ACTIVITY:
Go through the entries below and tally each line holding the string "text". Return the number only.

DATA FOR THIS TASK:
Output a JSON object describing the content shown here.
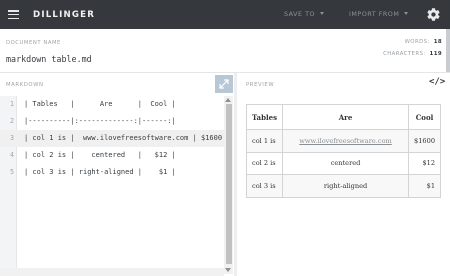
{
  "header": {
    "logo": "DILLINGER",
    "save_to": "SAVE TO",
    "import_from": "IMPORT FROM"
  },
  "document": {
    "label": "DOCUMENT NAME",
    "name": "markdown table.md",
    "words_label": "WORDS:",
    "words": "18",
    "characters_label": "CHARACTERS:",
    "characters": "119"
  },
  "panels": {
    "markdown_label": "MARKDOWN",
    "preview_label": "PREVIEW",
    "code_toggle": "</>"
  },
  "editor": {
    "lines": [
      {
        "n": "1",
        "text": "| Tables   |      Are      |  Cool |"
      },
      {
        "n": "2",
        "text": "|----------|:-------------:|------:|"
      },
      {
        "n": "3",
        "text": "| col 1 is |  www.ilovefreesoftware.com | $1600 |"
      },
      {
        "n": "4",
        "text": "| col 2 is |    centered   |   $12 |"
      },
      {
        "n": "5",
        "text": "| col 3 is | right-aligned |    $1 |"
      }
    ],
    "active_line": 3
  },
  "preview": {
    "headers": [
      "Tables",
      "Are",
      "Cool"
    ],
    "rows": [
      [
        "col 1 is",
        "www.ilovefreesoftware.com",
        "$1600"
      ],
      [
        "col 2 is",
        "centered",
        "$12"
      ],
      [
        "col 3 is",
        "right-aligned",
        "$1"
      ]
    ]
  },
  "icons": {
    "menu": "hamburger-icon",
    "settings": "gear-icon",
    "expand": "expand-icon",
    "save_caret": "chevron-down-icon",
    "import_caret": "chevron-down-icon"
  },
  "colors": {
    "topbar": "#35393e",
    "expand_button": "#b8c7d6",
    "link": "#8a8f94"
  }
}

TASK SOLUTION:
5